[PROVIDED DATA]

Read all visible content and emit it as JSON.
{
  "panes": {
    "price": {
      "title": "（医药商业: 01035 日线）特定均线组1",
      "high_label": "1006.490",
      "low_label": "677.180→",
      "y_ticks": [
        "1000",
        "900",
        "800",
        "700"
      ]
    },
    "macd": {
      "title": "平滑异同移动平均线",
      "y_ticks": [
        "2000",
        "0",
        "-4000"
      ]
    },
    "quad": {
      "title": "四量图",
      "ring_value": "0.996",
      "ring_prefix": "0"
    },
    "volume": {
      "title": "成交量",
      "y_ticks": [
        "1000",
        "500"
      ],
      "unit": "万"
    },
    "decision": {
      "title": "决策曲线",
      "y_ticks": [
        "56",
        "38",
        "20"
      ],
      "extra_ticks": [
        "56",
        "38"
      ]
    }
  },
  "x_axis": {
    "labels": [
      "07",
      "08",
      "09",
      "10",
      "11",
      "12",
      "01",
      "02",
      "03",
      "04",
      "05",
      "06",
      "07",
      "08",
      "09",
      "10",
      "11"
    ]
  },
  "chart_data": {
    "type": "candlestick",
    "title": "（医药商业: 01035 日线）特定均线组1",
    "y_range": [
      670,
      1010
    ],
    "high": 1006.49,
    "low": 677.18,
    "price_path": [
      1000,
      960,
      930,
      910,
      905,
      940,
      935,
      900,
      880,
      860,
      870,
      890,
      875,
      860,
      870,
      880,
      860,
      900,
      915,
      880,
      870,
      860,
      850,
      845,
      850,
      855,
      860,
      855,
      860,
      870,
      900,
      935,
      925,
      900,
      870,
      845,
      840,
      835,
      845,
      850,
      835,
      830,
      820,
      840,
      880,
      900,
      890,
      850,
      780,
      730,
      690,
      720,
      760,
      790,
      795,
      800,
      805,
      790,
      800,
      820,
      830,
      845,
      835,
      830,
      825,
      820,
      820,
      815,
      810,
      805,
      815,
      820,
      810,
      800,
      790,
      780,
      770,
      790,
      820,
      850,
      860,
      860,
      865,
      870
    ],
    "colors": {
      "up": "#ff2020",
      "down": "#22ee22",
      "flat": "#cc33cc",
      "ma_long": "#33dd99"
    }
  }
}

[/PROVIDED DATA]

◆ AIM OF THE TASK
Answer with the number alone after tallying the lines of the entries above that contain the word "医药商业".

◆ EXERCISE RESPONSE
2